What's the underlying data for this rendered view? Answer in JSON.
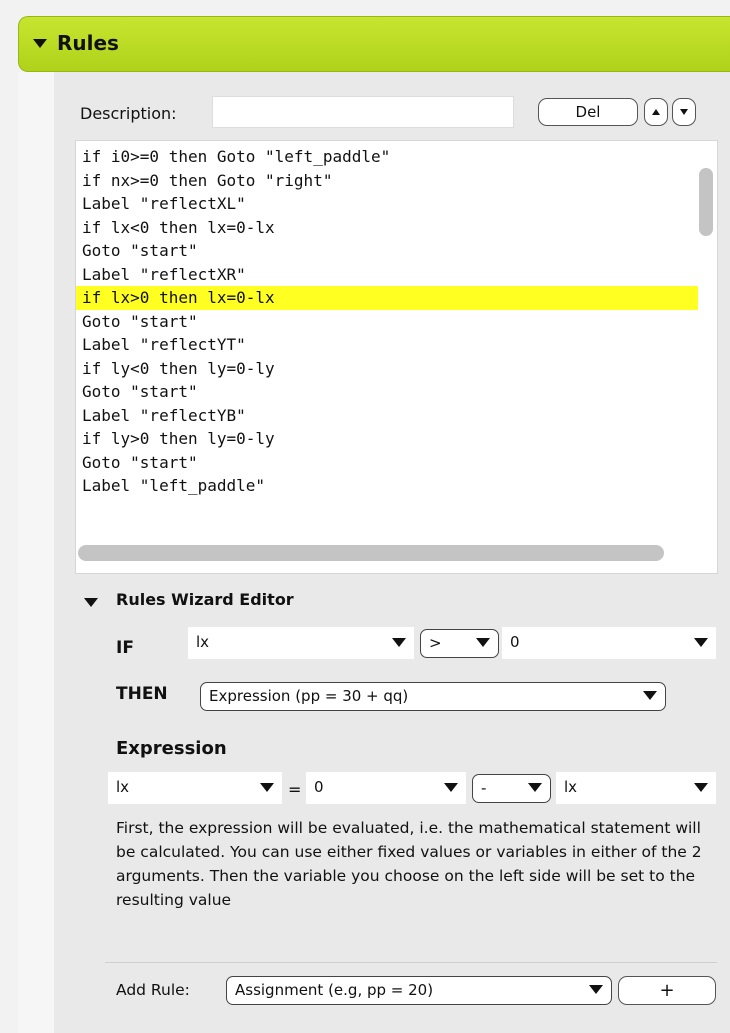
{
  "rules_panel": {
    "title": "Rules"
  },
  "description": {
    "label": "Description:",
    "value": ""
  },
  "buttons": {
    "delete": "Del",
    "move_up_icon": "arrow-up",
    "move_down_icon": "arrow-down"
  },
  "code": {
    "lines": [
      "if i0>=0 then Goto \"left_paddle\"",
      "if nx>=0 then Goto \"right\"",
      "Label \"reflectXL\"",
      "if lx<0 then lx=0-lx",
      "Goto \"start\"",
      "Label \"reflectXR\"",
      "if lx>0 then lx=0-lx",
      "Goto \"start\"",
      "Label \"reflectYT\"",
      "if ly<0 then ly=0-ly",
      "Goto \"start\"",
      "Label \"reflectYB\"",
      "if ly>0 then ly=0-ly",
      "Goto \"start\"",
      "Label \"left_paddle\""
    ],
    "highlighted_line_index": 6,
    "highlight_color": "#ffff22"
  },
  "wizard": {
    "title": "Rules Wizard Editor",
    "if_label": "IF",
    "if_variable": "lx",
    "if_operator": ">",
    "if_value": "0",
    "then_label": "THEN",
    "then_action": "Expression (pp = 30 + qq)",
    "expression_label": "Expression",
    "expr_target": "lx",
    "expr_equals": "=",
    "expr_left": "0",
    "expr_operator": "-",
    "expr_right": "lx",
    "help_text": "First, the expression will be evaluated, i.e. the mathematical statement will be calculated. You can use either fixed values or variables in either of the 2 arguments. Then the variable you choose on the left side will be set to the resulting value"
  },
  "add_rule": {
    "label": "Add Rule:",
    "selected": "Assignment (e.g, pp = 20)",
    "add_button": "+"
  },
  "colors": {
    "header_green": "#b8d820",
    "panel_bg": "#e9e9e9"
  }
}
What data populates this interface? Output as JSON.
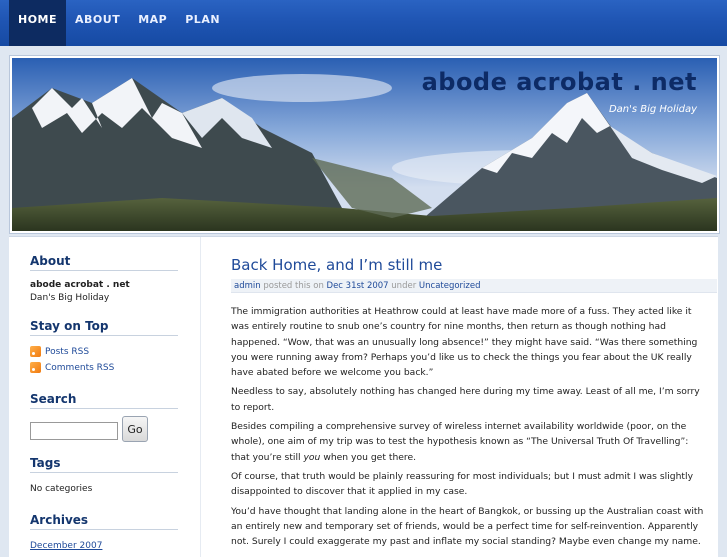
{
  "nav": {
    "items": [
      {
        "label": "HOME",
        "active": true
      },
      {
        "label": "ABOUT",
        "active": false
      },
      {
        "label": "MAP",
        "active": false
      },
      {
        "label": "PLAN",
        "active": false
      }
    ]
  },
  "header": {
    "site_title": "abode acrobat . net",
    "tagline": "Dan's Big Holiday"
  },
  "sidebar": {
    "about_title": "About",
    "about_name": "abode acrobat . net",
    "about_tagline": "Dan's Big Holiday",
    "stay_title": "Stay on Top",
    "posts_rss": "Posts RSS",
    "comments_rss": "Comments RSS",
    "search_title": "Search",
    "search_button": "Go",
    "search_value": "",
    "tags_title": "Tags",
    "tags_text": "No categories",
    "archives_title": "Archives",
    "archive_first": "December 2007"
  },
  "post": {
    "title": "Back Home, and I’m still me",
    "meta": {
      "author": "admin",
      "posted_text": "posted this on",
      "date": "Dec 31st 2007",
      "under_text": "under",
      "category": "Uncategorized"
    },
    "paragraphs": [
      "The immigration authorities at Heathrow could at least have made more of a fuss. They acted like it was entirely routine to snub one’s country for nine months, then return as though nothing had happened. “Wow, that was an unusually long absence!” they might have said. “Was there something you were running away from? Perhaps you’d like us to check the things you fear about the UK really have abated before we welcome you back.”",
      "Needless to say, absolutely nothing has changed here during my time away. Least of all me, I’m sorry to report.",
      "Of course, that truth would be plainly reassuring for most individuals; but I must admit I was slightly disappointed to discover that it applied in my case.",
      "You’d have thought that landing alone in the heart of Bangkok, or bussing up the Australian coast with an entirely new and temporary set of friends, would be a perfect time for self-reinvention. Apparently not. Surely I could exaggerate my past and inflate my social standing? Maybe even change my name."
    ],
    "p3_before": "Besides compiling a comprehensive survey of wireless internet availability worldwide (poor, on the whole), one aim of my trip was to test the hypothesis known as “The Universal Truth Of Travelling”: that you’re still",
    "p3_em": "you",
    "p3_after": "when you get there."
  },
  "colors": {
    "nav_bar": "#1f55b3",
    "nav_active": "#0d2b61",
    "link": "#1f4a99",
    "widget_title": "#14366e",
    "page_bg": "#dfe7f1"
  }
}
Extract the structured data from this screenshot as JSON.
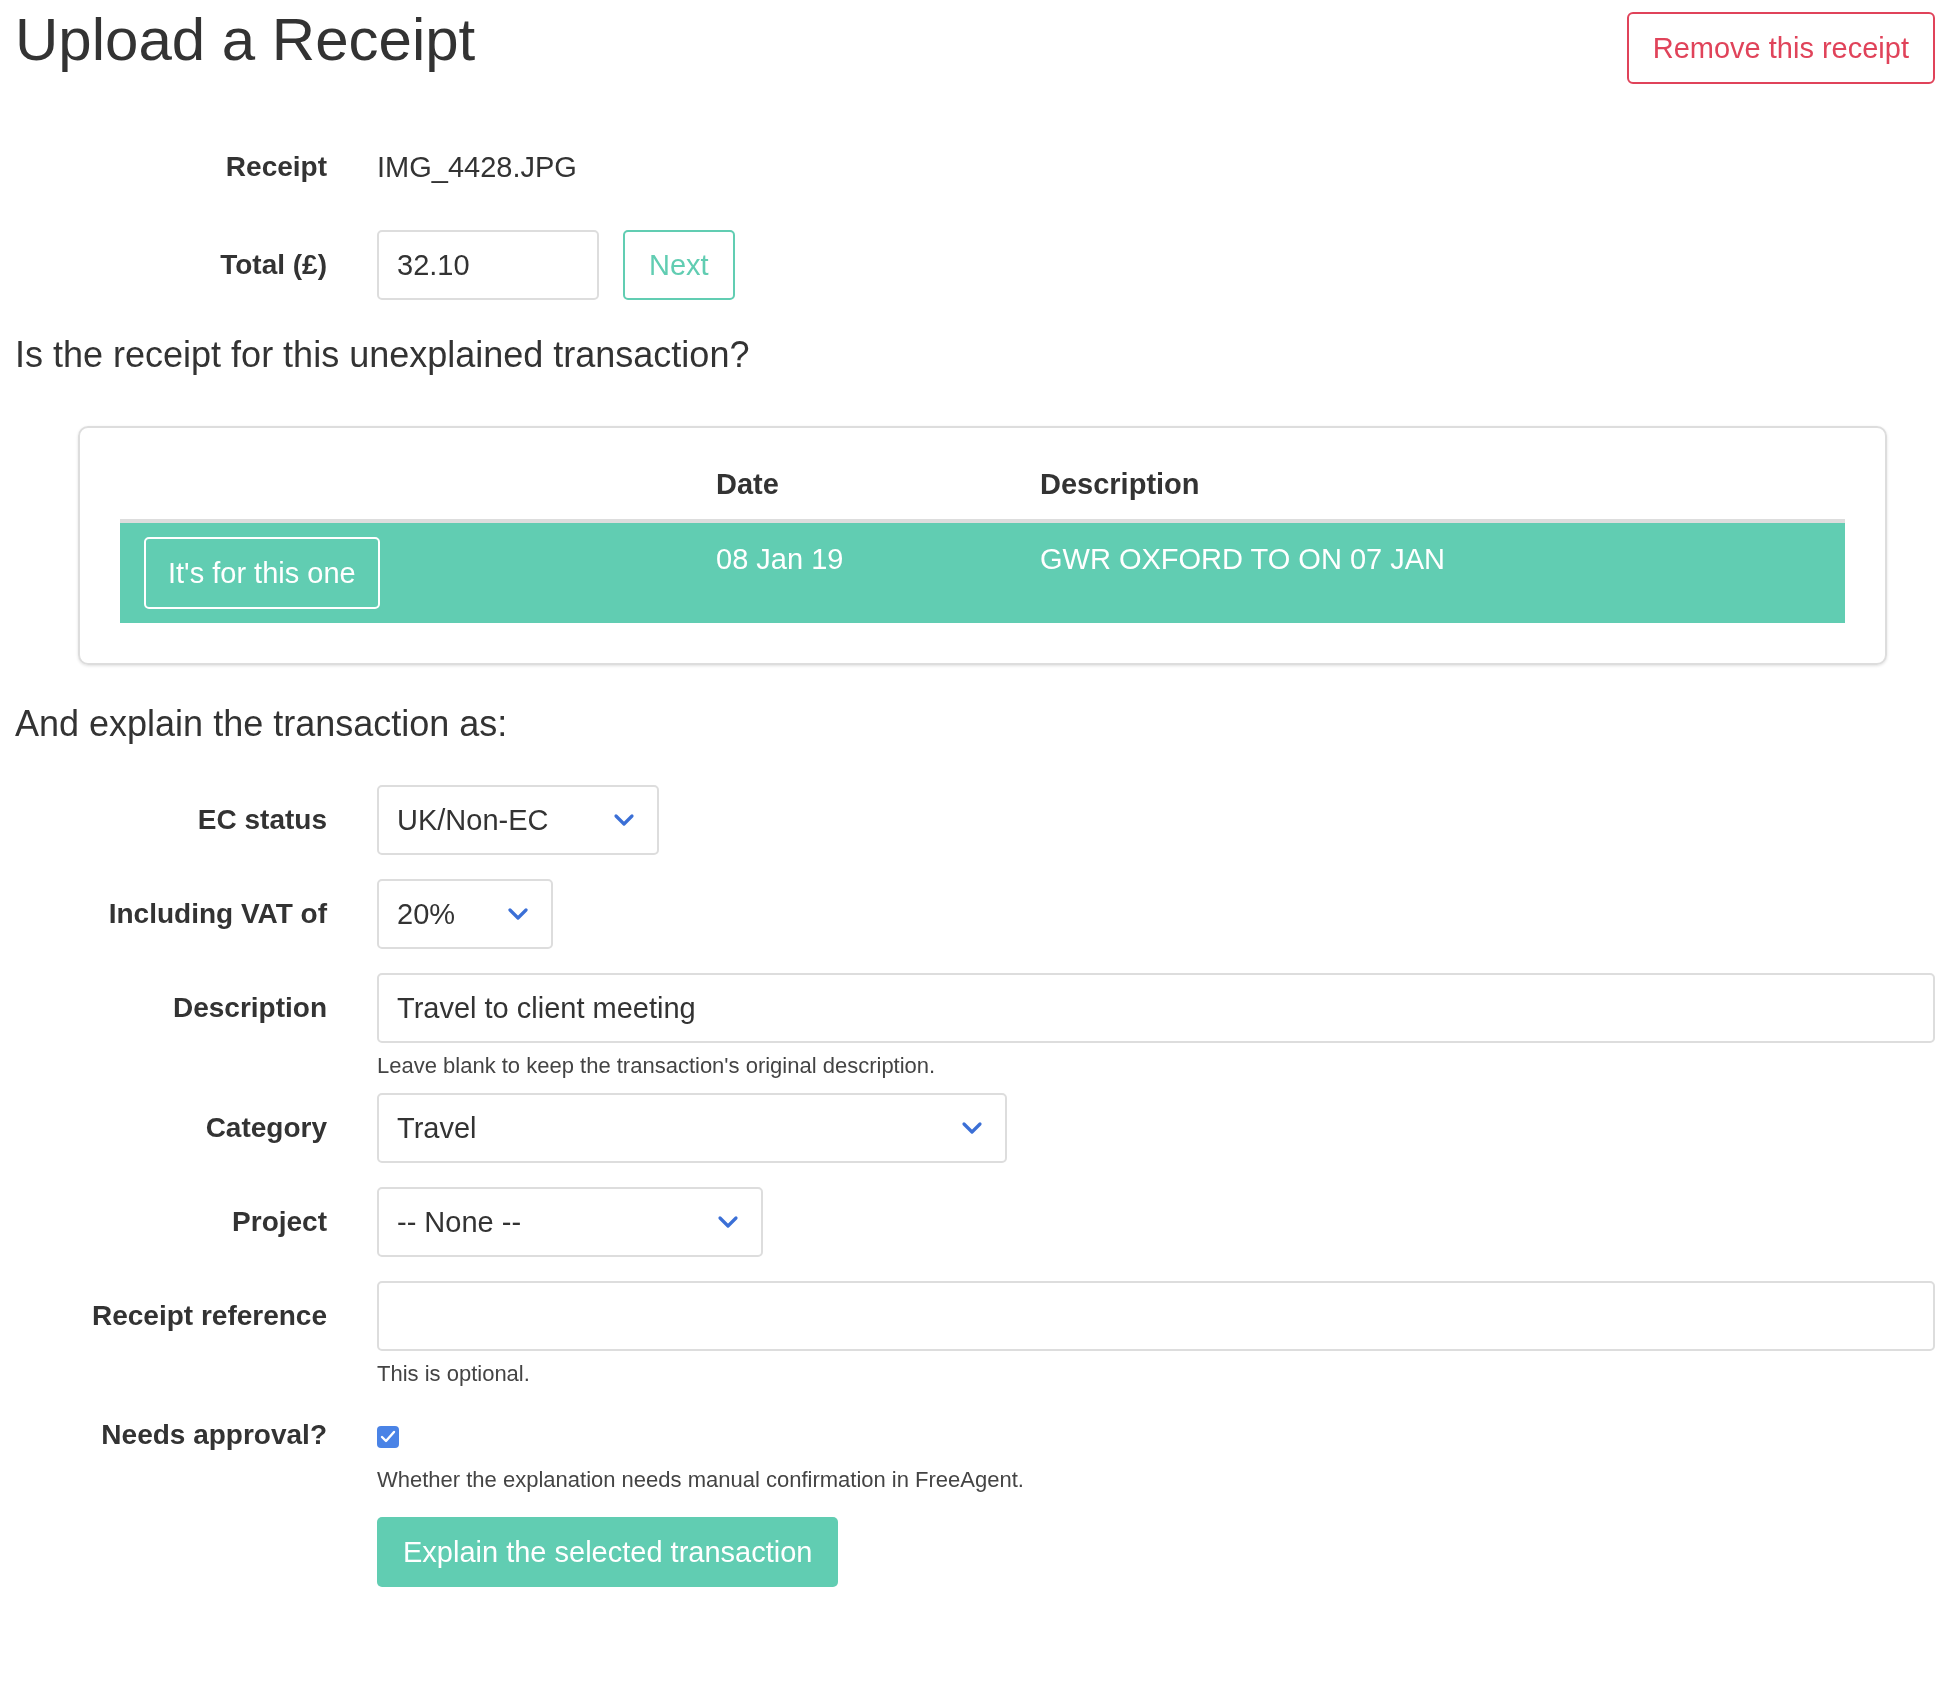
{
  "title": "Upload a Receipt",
  "remove_button": "Remove this receipt",
  "receipt": {
    "label": "Receipt",
    "value": "IMG_4428.JPG"
  },
  "total": {
    "label": "Total (£)",
    "value": "32.10",
    "button": "Next"
  },
  "question": "Is the receipt for this unexplained transaction?",
  "transactions": {
    "columns": [
      "Date",
      "Description"
    ],
    "rows": [
      {
        "button": "It's for this one",
        "date": "08 Jan 19",
        "description": "GWR OXFORD TO ON 07 JAN",
        "selected": true
      }
    ]
  },
  "explain_heading": "And explain the transaction as:",
  "fields": [
    {
      "kind": "select",
      "label": "EC status",
      "value": "UK/Non-EC"
    },
    {
      "kind": "select",
      "label": "Including VAT of",
      "value": "20%"
    },
    {
      "kind": "text",
      "label": "Description",
      "value": "Travel to client meeting",
      "help": "Leave blank to keep the transaction's original description."
    },
    {
      "kind": "select",
      "label": "Category",
      "value": "Travel"
    },
    {
      "kind": "select",
      "label": "Project",
      "value": "-- None --"
    },
    {
      "kind": "text",
      "label": "Receipt reference",
      "help": "This is optional."
    },
    {
      "kind": "checkbox",
      "label": "Needs approval?",
      "checked": true,
      "help": "Whether the explanation needs manual confirmation in FreeAgent."
    }
  ],
  "submit_button": "Explain the selected transaction"
}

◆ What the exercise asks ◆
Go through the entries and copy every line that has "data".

◆ Answer box ◆
What's the underlying data for this rendered view? Answer in JSON.
What data populates this interface? Output as JSON.
Extract the structured data from this screenshot as JSON.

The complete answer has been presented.